RC Robertson-Glasgow.jpg
Personal information
Full name Raymond Charles Robertson-Glasgow
Born (1901-07-15)15 July 1901
Murrayfield, Edinburgh, Scotland
Died 4 March 1965(1965-03-04) (aged 63)
Buckhold, Berkshire, England
Batting style Right-handed
Bowling style Right arm fast-medium
Domestic team information
Years Team
1920–1935 Somerset
1927–1933 Marylebone Cricket Club
1920–1923 Oxford University
Career statistics
Competition First-class
Matches 144
Runs scored 2,102
Batting average 13.22
100s/50s 0/4
Top score 80
Balls bowled 25,190
Wickets 464
Bowling average 25.77
5 wickets in innings 28
10 wickets in match 6
Best bowling 9/38
Catches/stumpings 88/–
Source: CricketArchive, 16 December 2008

Raymond Charles 'Crusoe' Robertson-Glasgow (born 15 July 1901 at Murrayfield, Edinburgh, Scotland; died 4 March 1965 at Buckhold, Berkshire, England) was a Scottish cricketer and cricket writer.

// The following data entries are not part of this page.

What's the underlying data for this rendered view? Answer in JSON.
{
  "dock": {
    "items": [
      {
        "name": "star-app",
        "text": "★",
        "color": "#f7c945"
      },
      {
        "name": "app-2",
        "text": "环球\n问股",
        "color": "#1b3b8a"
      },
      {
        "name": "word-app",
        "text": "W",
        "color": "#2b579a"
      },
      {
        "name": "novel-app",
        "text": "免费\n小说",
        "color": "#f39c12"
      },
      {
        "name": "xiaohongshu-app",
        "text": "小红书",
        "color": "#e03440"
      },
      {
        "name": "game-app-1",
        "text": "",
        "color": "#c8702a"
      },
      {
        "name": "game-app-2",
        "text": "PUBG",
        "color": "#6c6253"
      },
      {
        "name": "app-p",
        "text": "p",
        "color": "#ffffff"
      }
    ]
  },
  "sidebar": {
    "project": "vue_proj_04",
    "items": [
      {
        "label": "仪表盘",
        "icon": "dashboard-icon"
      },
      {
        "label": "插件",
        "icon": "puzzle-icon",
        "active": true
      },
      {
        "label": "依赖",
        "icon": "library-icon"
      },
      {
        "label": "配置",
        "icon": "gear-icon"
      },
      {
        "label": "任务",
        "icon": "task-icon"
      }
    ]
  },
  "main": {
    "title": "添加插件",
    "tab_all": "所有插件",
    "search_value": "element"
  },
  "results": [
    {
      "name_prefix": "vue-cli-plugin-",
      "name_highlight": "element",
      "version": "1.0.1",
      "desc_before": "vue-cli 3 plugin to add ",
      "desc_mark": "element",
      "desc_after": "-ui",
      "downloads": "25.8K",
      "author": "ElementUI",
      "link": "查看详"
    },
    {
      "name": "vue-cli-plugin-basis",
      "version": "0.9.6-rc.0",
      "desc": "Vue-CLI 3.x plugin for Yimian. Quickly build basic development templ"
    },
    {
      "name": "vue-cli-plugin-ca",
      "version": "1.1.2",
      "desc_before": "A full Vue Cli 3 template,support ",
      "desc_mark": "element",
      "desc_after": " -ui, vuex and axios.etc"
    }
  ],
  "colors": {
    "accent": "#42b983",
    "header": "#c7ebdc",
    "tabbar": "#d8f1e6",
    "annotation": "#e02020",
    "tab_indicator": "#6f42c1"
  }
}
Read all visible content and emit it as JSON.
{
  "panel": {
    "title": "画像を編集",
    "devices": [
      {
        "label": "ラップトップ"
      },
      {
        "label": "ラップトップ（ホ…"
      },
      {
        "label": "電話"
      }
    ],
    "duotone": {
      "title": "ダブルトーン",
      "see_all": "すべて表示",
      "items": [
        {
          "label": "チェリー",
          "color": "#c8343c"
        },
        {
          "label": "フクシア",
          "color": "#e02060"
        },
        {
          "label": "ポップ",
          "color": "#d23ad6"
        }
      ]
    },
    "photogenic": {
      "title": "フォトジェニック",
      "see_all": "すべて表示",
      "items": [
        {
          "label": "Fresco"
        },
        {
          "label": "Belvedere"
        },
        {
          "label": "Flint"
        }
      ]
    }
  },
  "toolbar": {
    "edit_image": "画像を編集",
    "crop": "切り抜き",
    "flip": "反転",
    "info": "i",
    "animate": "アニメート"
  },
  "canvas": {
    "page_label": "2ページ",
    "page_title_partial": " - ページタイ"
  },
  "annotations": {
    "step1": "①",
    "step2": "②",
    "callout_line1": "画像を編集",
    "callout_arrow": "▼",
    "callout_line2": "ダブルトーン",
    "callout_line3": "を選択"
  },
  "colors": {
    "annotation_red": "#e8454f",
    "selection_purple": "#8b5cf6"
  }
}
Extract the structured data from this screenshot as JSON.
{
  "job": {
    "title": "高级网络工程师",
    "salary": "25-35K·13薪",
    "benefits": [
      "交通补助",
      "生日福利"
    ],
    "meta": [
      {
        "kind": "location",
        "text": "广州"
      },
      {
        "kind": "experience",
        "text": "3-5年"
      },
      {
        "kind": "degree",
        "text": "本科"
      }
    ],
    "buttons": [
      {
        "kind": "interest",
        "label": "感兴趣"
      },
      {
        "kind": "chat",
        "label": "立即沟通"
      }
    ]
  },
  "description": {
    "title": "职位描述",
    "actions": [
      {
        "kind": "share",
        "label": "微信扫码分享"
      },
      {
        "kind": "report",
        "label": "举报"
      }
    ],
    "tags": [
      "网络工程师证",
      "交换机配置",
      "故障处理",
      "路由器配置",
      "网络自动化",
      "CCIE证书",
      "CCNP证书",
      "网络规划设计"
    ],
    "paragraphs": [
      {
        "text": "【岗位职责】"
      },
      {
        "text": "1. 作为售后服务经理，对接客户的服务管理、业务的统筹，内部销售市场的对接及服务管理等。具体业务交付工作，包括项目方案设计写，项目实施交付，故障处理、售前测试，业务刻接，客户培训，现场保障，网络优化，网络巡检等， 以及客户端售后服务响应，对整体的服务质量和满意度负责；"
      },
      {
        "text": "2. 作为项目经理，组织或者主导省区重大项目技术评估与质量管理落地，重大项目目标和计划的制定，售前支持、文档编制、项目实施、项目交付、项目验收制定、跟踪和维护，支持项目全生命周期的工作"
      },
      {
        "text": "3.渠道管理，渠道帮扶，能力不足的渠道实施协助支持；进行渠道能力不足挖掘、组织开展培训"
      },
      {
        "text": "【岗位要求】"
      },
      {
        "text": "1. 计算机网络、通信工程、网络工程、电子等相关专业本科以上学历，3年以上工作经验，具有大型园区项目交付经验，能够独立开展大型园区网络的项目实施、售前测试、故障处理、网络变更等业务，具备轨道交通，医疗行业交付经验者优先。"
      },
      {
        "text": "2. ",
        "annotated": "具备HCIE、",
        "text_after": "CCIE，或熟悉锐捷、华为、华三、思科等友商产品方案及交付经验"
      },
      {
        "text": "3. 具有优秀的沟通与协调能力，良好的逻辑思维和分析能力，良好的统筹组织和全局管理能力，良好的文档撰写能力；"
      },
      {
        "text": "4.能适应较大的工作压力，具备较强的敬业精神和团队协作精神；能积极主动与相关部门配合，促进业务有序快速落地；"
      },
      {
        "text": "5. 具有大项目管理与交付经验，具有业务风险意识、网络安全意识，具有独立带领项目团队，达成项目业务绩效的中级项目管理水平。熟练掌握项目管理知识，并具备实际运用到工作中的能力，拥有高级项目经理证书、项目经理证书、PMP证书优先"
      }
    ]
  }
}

Convivial, popular and humorous, Robertson-Glasgow was a right-arm fast-medium bowler who played for Oxford University and Somerset. During his career, which lasted from 1920 to 1937, he took 464 wickets at 25.77 in first-class cricket, with best innings figures of 9-38.

He subsequently won acclaim for his writing, in which his strong sense of humour shone through.[1] In 1933 he became cricket correspondent for the Morning Post. He later wrote for the Daily Telegraph, The Observer and the Sunday Times, and was the author of many books, including:[2]

  • Cricket Prints: Some Batsmen and Bowlers (1920-1940) (Werner Laurie, 1948).
  • More Cricket Prints - Some Batsmen and Bowlers (1920-1945) (1948)
  • 46 Not Out - an autobiography (1948)
  • Rain Stopped Play (1948)
  • The Brighter Side of Cricket (Arthur Barker, 1950).
  • All In The Game (1952)
  • How To Become A Test Cricketer (1962)
  • Crusoe on cricket: The cricket writings of R.C. Robertson-Glasgow (1966)

He also wrote the following non-cricket books:

  • I was Himmler's Aunt (1940)
  • Country Talk: A Miscellany (1964)

He retired from regular cricket writing in 1953. He was Chairman of the Cricket Writers' Club in 1959.[3]

His nickname of "Crusoe" came, according to Robertson-Glasgow himself, from the Essex batsman Charlie McGahey. When his captain asked McGahey how he had been dismissed, he replied: "I was bowled by an old ----- I thought was dead two thousand years ago, called Robinson Crusoe."[4]

He committed suicide during a snowstorm whilst in the grip of melancholic depression.

Notes[edit]

  1. ^ Christopher Hollis, Oxford in the Twenties (1976)
  2. ^ Robertson Glasgow R C - new and used books
  3. ^ Cricket Writers' Club Honours Board. Retrieved 24 April 2008.
  4. ^ RC Robertson-Glasgow, 46 Not Out, Hollis & Carter (1948), p.108.

External links[edit]